Cadets miss out on sea time due to pandemic travel restrictions
Restrictions on crew change and repatriations are impacting cadets at a time when the shipping industry needs to recruit more young people.
Crew travel problems can affect cadet training by preventing them from reaching ship placements to gain vital experience at sea, or delaying their return to continue maritime studies.
During a webinar on seafarers’ welfare, hosted by the Maritime Authority of Jamaica (MAJ) on behalf of Jamaica’s ministers of transport & mining and foreign affairs & foreign trade, panellists heard how the rotation of cadet berths has become a victim of the COVID-19 pandemic and travel restrictions.
Captain Devron Newman, dean of the Faculty of Nautical Studies and Marine Engineering at the Caribbean Maritime University, said delays in crew changes adversely impact some cadets as they do not have the necessary documentation, such as certificates of competency or proficiency, to prove their role as a full-fledged seafarer. The panel agreed that cadets need to be afforded the same designation as qualified seafarers and given appropriate passage to and from their ship placements.
Urging more nations to recognise seafarers as “essential workers” and allow them to travel to and from their vessels, Rear Admiral (ret’d) Peter Brady, MAJ director general, said: “There’s an absolute need for crew changes and repatriation. It is critical for them to visit their families to help their mental health, to rest, and to prepare them for their next posting.”

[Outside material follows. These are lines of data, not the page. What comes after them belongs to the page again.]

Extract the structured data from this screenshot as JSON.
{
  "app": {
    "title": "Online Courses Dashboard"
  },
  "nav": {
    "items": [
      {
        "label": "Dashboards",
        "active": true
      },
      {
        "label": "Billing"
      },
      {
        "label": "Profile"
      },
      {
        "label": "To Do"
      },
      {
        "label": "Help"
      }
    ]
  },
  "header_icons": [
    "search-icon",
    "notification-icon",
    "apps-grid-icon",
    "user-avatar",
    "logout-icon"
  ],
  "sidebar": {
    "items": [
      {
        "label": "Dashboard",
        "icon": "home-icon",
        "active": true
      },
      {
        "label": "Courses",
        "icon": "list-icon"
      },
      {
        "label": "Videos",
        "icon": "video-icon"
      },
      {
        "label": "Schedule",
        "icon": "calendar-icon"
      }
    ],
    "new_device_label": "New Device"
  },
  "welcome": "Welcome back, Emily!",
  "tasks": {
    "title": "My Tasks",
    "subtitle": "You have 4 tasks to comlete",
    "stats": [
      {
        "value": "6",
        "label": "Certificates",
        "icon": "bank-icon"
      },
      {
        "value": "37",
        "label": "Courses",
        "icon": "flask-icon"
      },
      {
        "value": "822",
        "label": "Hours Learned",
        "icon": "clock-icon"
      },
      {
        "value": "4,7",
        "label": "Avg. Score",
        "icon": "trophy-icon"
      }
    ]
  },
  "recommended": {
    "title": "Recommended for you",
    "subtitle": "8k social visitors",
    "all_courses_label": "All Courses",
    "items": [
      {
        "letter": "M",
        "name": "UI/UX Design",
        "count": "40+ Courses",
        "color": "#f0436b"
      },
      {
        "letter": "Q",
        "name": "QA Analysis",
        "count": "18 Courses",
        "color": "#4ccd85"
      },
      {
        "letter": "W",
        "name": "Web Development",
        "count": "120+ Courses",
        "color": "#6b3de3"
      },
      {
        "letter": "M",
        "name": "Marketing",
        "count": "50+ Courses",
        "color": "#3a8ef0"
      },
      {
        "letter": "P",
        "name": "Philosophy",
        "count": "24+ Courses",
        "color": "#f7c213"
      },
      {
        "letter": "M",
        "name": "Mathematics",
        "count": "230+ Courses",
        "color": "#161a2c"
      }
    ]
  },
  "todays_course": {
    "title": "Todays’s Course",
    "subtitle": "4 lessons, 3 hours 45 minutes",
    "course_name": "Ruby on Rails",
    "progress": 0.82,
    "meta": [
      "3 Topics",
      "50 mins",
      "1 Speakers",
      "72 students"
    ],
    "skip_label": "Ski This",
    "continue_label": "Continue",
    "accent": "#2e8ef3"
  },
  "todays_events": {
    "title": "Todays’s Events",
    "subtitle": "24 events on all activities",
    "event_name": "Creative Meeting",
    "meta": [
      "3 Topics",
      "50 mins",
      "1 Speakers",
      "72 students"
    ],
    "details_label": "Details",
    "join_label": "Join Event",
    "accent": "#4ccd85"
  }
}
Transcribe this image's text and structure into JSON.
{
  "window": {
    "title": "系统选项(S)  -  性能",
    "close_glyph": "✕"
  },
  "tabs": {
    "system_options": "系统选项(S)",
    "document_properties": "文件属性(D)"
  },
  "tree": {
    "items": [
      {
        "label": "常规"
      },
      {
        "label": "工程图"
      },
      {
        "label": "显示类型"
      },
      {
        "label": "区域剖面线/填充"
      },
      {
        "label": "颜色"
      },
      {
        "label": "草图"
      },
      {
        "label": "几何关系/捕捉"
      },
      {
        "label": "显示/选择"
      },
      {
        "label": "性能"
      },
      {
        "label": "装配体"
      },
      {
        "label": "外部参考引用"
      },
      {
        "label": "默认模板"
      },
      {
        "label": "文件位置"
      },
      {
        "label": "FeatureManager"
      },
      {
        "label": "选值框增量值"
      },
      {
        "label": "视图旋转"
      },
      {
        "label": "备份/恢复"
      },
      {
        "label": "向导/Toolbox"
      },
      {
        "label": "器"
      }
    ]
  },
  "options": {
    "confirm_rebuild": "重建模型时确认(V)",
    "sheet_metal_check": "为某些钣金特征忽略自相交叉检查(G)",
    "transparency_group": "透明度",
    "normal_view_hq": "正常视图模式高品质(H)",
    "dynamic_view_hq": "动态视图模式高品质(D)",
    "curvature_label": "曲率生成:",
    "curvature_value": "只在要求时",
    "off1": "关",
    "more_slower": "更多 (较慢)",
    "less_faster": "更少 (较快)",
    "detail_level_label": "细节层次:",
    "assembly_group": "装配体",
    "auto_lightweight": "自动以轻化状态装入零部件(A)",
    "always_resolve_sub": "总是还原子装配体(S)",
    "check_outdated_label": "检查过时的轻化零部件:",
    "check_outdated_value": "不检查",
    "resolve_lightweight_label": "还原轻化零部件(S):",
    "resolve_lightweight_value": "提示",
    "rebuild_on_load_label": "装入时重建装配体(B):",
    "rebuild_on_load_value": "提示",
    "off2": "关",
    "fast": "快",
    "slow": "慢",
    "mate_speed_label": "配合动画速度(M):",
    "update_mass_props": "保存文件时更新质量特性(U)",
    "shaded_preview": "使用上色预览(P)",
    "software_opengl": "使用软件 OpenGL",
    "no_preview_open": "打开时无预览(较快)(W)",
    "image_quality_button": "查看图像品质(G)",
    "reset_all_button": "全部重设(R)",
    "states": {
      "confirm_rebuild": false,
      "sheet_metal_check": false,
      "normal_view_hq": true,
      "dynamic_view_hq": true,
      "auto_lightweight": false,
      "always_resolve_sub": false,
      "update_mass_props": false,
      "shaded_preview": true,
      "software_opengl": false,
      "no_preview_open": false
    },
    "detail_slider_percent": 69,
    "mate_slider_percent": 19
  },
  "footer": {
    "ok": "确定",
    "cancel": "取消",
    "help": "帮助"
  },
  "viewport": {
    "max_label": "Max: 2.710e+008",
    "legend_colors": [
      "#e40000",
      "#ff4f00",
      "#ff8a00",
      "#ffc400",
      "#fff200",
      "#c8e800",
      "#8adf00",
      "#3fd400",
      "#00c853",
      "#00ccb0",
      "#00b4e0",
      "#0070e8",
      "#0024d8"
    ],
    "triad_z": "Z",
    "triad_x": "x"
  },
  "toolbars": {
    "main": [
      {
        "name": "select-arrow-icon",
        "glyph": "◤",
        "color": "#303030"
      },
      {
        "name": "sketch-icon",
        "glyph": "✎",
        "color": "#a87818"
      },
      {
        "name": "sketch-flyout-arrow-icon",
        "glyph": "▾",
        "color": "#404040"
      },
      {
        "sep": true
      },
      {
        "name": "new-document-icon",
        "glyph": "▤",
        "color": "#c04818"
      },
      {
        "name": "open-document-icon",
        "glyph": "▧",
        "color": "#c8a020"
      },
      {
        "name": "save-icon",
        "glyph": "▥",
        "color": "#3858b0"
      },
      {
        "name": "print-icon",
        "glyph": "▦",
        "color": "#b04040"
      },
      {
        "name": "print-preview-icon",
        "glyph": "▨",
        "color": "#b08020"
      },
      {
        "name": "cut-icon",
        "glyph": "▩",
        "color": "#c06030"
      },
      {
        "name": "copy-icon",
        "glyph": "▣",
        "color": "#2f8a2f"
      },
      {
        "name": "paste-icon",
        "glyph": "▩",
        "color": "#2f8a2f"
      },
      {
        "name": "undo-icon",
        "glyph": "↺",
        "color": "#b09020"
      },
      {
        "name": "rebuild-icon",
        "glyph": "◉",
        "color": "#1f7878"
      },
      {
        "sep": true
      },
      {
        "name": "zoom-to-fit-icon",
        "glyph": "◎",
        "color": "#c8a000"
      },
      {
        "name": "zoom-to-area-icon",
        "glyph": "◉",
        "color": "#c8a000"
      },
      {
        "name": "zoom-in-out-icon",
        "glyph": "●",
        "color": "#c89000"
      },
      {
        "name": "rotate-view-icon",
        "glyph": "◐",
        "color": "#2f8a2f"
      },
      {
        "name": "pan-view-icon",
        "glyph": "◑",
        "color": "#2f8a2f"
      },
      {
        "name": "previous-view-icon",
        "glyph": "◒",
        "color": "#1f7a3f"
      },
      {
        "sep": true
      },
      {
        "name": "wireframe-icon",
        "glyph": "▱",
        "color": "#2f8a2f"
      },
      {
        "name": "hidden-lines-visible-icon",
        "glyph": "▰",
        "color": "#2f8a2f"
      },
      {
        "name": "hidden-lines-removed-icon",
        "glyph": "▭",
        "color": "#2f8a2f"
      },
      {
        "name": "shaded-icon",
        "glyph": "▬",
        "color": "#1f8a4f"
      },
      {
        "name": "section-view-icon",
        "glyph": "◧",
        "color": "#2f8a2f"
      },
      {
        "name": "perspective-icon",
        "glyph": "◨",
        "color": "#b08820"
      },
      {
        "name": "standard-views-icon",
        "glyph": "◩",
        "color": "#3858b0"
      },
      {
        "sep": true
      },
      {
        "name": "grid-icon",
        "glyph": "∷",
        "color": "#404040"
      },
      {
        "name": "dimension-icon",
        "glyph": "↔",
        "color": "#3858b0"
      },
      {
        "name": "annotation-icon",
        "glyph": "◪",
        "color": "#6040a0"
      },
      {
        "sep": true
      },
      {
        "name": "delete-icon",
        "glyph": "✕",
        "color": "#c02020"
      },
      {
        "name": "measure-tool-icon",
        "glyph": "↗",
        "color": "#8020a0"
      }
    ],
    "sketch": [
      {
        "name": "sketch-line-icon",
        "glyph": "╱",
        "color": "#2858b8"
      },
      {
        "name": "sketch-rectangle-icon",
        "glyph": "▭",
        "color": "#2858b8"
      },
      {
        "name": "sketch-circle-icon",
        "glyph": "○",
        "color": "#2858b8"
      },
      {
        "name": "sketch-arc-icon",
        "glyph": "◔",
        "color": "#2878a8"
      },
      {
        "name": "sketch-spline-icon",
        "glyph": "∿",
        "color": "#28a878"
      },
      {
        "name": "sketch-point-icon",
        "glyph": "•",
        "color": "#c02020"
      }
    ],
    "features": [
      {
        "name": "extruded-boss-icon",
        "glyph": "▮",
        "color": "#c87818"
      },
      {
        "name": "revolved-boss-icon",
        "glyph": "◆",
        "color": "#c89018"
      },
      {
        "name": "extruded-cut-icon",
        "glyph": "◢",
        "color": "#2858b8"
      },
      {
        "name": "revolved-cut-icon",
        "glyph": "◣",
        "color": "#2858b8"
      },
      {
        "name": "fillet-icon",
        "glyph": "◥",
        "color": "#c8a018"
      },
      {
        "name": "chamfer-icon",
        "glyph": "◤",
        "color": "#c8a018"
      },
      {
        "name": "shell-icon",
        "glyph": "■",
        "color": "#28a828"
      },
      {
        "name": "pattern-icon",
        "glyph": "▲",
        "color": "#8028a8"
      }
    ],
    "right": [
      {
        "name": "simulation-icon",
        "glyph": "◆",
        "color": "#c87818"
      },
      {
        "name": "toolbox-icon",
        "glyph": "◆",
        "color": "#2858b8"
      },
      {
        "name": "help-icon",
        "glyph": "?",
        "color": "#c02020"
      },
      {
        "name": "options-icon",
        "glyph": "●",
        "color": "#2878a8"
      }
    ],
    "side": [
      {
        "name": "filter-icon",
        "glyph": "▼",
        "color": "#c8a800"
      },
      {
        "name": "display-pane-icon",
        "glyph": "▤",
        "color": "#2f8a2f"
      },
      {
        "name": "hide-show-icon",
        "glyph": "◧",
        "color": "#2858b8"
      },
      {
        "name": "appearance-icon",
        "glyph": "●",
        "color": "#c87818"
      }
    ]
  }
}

The panel discussion, which took place on World Maritime Day, also featured a seafarer’s point of view. Third Officer Javed Loza stressed that the mental health of seafarers was a crucial factor that should be prioritised by the shipping industry. “Good mental health makes all aspects of life onboard positive,” he said, pointing out that a positive attitude to work and life at sea can also have a beneficial impact on commercial shipping operations.